It was at this shrine that I learned how to eat, pray, love. Sorry, wrong religious studies. I learned how to approach, pay, pray. Here’s the way to do it: You throw some coins into a box, bow twice, clap twice (to wake up the gods), make your prayer and then bow one more time.
The Meiji Shrine is a beautiful escape from the tremendous bustle of the crowds surrounding it. Literally, everything beyond the grounds of the park is moving at top speed, with 22 million people trying to work, go home, shop or play. But, the shrine is all serenity.
Young families that follow the tenets of Shinto bring their children (ages three and seven for girls and five for boys) to make a special ceremony at the Shinto shrine.
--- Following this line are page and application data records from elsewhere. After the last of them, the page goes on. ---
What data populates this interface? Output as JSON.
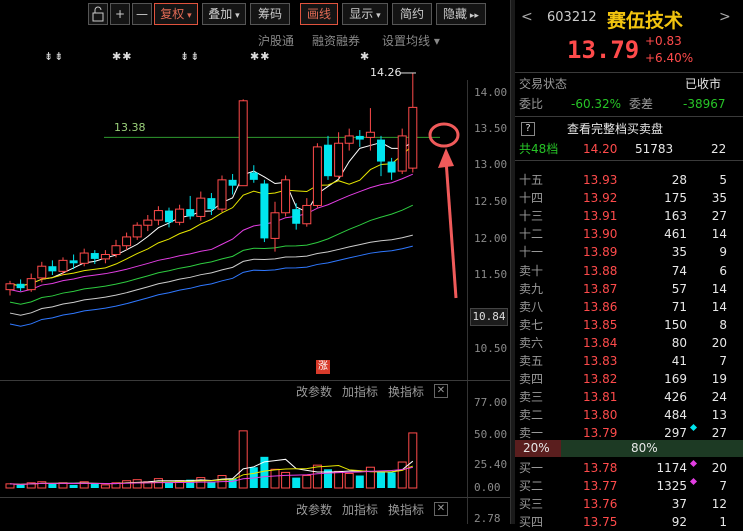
{
  "toolbar": {
    "buttons": [
      "+",
      "—",
      "复权",
      "叠加",
      "筹码",
      "画线",
      "显示",
      "简约",
      "隐藏"
    ]
  },
  "subbar": {
    "items": [
      "沪股通",
      "融资融券",
      "设置均线"
    ]
  },
  "chart": {
    "markers": [
      "⇟⇟",
      "✱✱",
      "⇟⇟",
      "✱✱",
      "✱"
    ],
    "high_label": "14.26",
    "level_label": "13.38",
    "current_price_tag": "10.84",
    "y_ticks": [
      "14.00",
      "13.50",
      "13.00",
      "12.50",
      "12.00",
      "11.50",
      "10.50"
    ],
    "zhang_badge": "涨",
    "indicator_bar": [
      "改参数",
      "加指标",
      "换指标"
    ],
    "volume_ticks": [
      "77.00",
      "50.00",
      "25.40",
      "0.00"
    ],
    "bottom_tick": "2.78"
  },
  "chart_data": {
    "type": "bar",
    "title": "",
    "candles": [
      {
        "o": 11.3,
        "c": 11.38,
        "h": 11.42,
        "l": 11.22
      },
      {
        "o": 11.38,
        "c": 11.32,
        "h": 11.44,
        "l": 11.28
      },
      {
        "o": 11.3,
        "c": 11.45,
        "h": 11.52,
        "l": 11.27
      },
      {
        "o": 11.46,
        "c": 11.62,
        "h": 11.68,
        "l": 11.4
      },
      {
        "o": 11.62,
        "c": 11.55,
        "h": 11.7,
        "l": 11.5
      },
      {
        "o": 11.55,
        "c": 11.7,
        "h": 11.74,
        "l": 11.5
      },
      {
        "o": 11.7,
        "c": 11.66,
        "h": 11.78,
        "l": 11.58
      },
      {
        "o": 11.66,
        "c": 11.8,
        "h": 11.86,
        "l": 11.62
      },
      {
        "o": 11.8,
        "c": 11.72,
        "h": 11.84,
        "l": 11.65
      },
      {
        "o": 11.72,
        "c": 11.78,
        "h": 11.84,
        "l": 11.66
      },
      {
        "o": 11.78,
        "c": 11.9,
        "h": 11.98,
        "l": 11.74
      },
      {
        "o": 11.9,
        "c": 12.02,
        "h": 12.08,
        "l": 11.84
      },
      {
        "o": 12.02,
        "c": 12.18,
        "h": 12.22,
        "l": 11.98
      },
      {
        "o": 12.18,
        "c": 12.25,
        "h": 12.32,
        "l": 12.1
      },
      {
        "o": 12.25,
        "c": 12.38,
        "h": 12.44,
        "l": 12.18
      },
      {
        "o": 12.38,
        "c": 12.22,
        "h": 12.42,
        "l": 12.15
      },
      {
        "o": 12.22,
        "c": 12.4,
        "h": 12.46,
        "l": 12.18
      },
      {
        "o": 12.4,
        "c": 12.3,
        "h": 12.58,
        "l": 12.26
      },
      {
        "o": 12.3,
        "c": 12.55,
        "h": 12.64,
        "l": 12.24
      },
      {
        "o": 12.55,
        "c": 12.4,
        "h": 12.62,
        "l": 12.32
      },
      {
        "o": 12.4,
        "c": 12.8,
        "h": 12.86,
        "l": 12.36
      },
      {
        "o": 12.8,
        "c": 12.72,
        "h": 12.88,
        "l": 12.6
      },
      {
        "o": 12.72,
        "c": 13.88,
        "h": 13.9,
        "l": 12.72
      },
      {
        "o": 12.9,
        "c": 12.8,
        "h": 13.0,
        "l": 12.76
      },
      {
        "o": 12.75,
        "c": 12.0,
        "h": 12.8,
        "l": 11.95
      },
      {
        "o": 12.0,
        "c": 12.35,
        "h": 12.5,
        "l": 11.82
      },
      {
        "o": 12.35,
        "c": 12.8,
        "h": 12.86,
        "l": 12.3
      },
      {
        "o": 12.4,
        "c": 12.2,
        "h": 12.48,
        "l": 12.12
      },
      {
        "o": 12.2,
        "c": 12.45,
        "h": 12.55,
        "l": 12.16
      },
      {
        "o": 12.45,
        "c": 13.25,
        "h": 13.3,
        "l": 12.42
      },
      {
        "o": 13.28,
        "c": 12.85,
        "h": 13.4,
        "l": 12.8
      },
      {
        "o": 12.85,
        "c": 13.3,
        "h": 13.45,
        "l": 12.82
      },
      {
        "o": 13.3,
        "c": 13.4,
        "h": 13.5,
        "l": 13.2
      },
      {
        "o": 13.4,
        "c": 13.35,
        "h": 13.48,
        "l": 13.25
      },
      {
        "o": 13.38,
        "c": 13.45,
        "h": 13.78,
        "l": 13.2
      },
      {
        "o": 13.35,
        "c": 13.05,
        "h": 13.4,
        "l": 12.85
      },
      {
        "o": 13.05,
        "c": 12.9,
        "h": 13.1,
        "l": 12.8
      },
      {
        "o": 12.92,
        "c": 13.4,
        "h": 13.5,
        "l": 12.88
      },
      {
        "o": 12.96,
        "c": 13.79,
        "h": 14.26,
        "l": 12.9
      }
    ],
    "y_range": [
      10.3,
      14.3
    ],
    "volume_range": [
      0,
      77
    ],
    "volumes": [
      4,
      3,
      5,
      6,
      4,
      5,
      3,
      6,
      4,
      3,
      5,
      7,
      8,
      6,
      9,
      5,
      7,
      8,
      10,
      6,
      12,
      9,
      55,
      20,
      30,
      18,
      15,
      10,
      12,
      22,
      18,
      16,
      14,
      12,
      20,
      16,
      15,
      25,
      53
    ],
    "volume_dir": [
      "u",
      "d",
      "u",
      "u",
      "d",
      "u",
      "d",
      "u",
      "d",
      "u",
      "u",
      "u",
      "u",
      "u",
      "u",
      "d",
      "u",
      "d",
      "u",
      "d",
      "u",
      "d",
      "u",
      "d",
      "d",
      "u",
      "u",
      "d",
      "u",
      "u",
      "d",
      "u",
      "u",
      "d",
      "u",
      "d",
      "d",
      "u",
      "u"
    ]
  },
  "quote": {
    "code": "603212",
    "name": "赛伍技术",
    "price": "13.79",
    "change": "+0.83",
    "pct": "+6.40%",
    "trade_status_label": "交易状态",
    "trade_status_value": "已收市",
    "weibi_label": "委比",
    "weibi_value": "-60.32%",
    "weicha_label": "委差",
    "weicha_value": "-38967",
    "question_mark": "?",
    "full_book_text": "查看完整档买卖盘",
    "total_label": "共48档",
    "total_price": "14.20",
    "total_vol": "51783",
    "total_cnt": "22",
    "ratio_left": "20%",
    "ratio_right": "80%",
    "asks": [
      {
        "label": "十五",
        "price": "13.93",
        "vol": "28",
        "cnt": "5"
      },
      {
        "label": "十四",
        "price": "13.92",
        "vol": "175",
        "cnt": "35"
      },
      {
        "label": "十三",
        "price": "13.91",
        "vol": "163",
        "cnt": "27"
      },
      {
        "label": "十二",
        "price": "13.90",
        "vol": "461",
        "cnt": "14"
      },
      {
        "label": "十一",
        "price": "13.89",
        "vol": "35",
        "cnt": "9"
      },
      {
        "label": "卖十",
        "price": "13.88",
        "vol": "74",
        "cnt": "6"
      },
      {
        "label": "卖九",
        "price": "13.87",
        "vol": "57",
        "cnt": "14"
      },
      {
        "label": "卖八",
        "price": "13.86",
        "vol": "71",
        "cnt": "14"
      },
      {
        "label": "卖七",
        "price": "13.85",
        "vol": "150",
        "cnt": "8"
      },
      {
        "label": "卖六",
        "price": "13.84",
        "vol": "80",
        "cnt": "20"
      },
      {
        "label": "卖五",
        "price": "13.83",
        "vol": "41",
        "cnt": "7"
      },
      {
        "label": "卖四",
        "price": "13.82",
        "vol": "169",
        "cnt": "19"
      },
      {
        "label": "卖三",
        "price": "13.81",
        "vol": "426",
        "cnt": "24"
      },
      {
        "label": "卖二",
        "price": "13.80",
        "vol": "484",
        "cnt": "13"
      },
      {
        "label": "卖一",
        "price": "13.79",
        "vol": "297",
        "cnt": "27"
      }
    ],
    "bids": [
      {
        "label": "买一",
        "price": "13.78",
        "vol": "1174",
        "cnt": "20"
      },
      {
        "label": "买二",
        "price": "13.77",
        "vol": "1325",
        "cnt": "7"
      },
      {
        "label": "买三",
        "price": "13.76",
        "vol": "37",
        "cnt": "12"
      },
      {
        "label": "买四",
        "price": "13.75",
        "vol": "92",
        "cnt": "1"
      }
    ]
  },
  "colors": {
    "up": "#ff4b4b",
    "down": "#00e5ee",
    "accent": "#e0533e",
    "annot": "#f05a5a"
  }
}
It’s very lovely, because no matter how modern the family is, the young girls are dressed beautifully in their tiny kimonos. They are the real eye-stopping beauties and not the teenagers they will eventually become who cavort in pornographic. anime costumes on the pedestrian bridge to Harajuku.
Another good naturalist visit is the Hoto-san Shrine in Chichibu (take the Seibu Line Express Train #9), home to the Chichibu-Tama-Kai National Park. This is a good day trip and after walking about the mountain shrine, stroll into the small village outside the park for lunch. I ate in a restaurant with the unlikely transliteration name of Yurin-Club. Ignore the obvious joke and enjoy a traditional Japanese meal served in hand-made bamboo containers made by local craftsmen.
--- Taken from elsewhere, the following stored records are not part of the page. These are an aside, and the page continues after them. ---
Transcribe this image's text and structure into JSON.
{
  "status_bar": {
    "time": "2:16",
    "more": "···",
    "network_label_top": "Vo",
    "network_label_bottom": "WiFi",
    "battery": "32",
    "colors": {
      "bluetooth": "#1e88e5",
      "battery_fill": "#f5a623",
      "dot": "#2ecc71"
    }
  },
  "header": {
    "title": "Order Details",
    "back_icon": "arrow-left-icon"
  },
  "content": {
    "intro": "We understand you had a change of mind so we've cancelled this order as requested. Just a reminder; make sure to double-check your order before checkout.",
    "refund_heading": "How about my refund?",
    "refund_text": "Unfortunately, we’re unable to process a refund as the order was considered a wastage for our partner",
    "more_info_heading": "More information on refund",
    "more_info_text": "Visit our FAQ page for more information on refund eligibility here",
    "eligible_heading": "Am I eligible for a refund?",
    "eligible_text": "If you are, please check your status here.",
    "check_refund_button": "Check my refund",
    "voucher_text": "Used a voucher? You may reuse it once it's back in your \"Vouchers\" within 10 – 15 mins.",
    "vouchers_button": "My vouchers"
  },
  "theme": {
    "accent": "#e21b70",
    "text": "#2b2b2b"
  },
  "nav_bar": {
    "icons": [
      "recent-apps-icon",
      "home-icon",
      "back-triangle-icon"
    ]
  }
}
Finally, one of the great spiritual mountains, and home to Japan’s largest Great Buddha statue, is Mount Nakogiri-Yama in southeastern Chiba, off the Tokyo Bay coastal Road. This is an only-in-Japan type location that is both a great hike through mountain forest and a place to experience the spiritual side of the country, because not only is there the Great Buddha, but in an old quarry another visage of Buddha has been carved and along one route you will pass 1,500 Rakans (small statues), many of which were beheaded when the Japanese state split Buddhism from Shintoism.
The walk is fairly easy and much of it has paved paths or steps, but you will need to take a breath once you get to the summit, from which you can see both Tokyo Bay and the Pacific.
If You Go:
Traveling to Japan is relatively easy as there are direct flights from both the east and west coasts of United States. I took a United Airlines flight from Los Angeles to Narita, returning from Narita through San Francisco. An express train runs from Narita to Tokyo Station, which I took on previous visits. This time I used shuttle buses. www.united.com
Where to Stay (Tokyo):
Due to the nature of my visit, I moved around a lot during my eight days in Japan. In Tokyo, I stayed at the Keio Plaza Hotel in the intense office building area of the city called Shinjuku (www.keioplaza.com); at the Sukeroku No Yado Sadachiyo, a traditional Japanese inn (www.sadchiyo.co.jp); and the Park Hyatt Tokyo, the upscale, high-rise hotel made famous by the Bill Murray/Scarlet Johansson movie, Lost In Translation (www.parkhyatttokyo.com).
Where to Stay (Prefectures): In Saitama, I stayed at the Kawagoe Prince Hotel (www.princehotels.com/en/kawagoe/). In Chiba, I spent a comfortable night at the Hotel New Otani Makuhari, a new mid-rise, business hotel.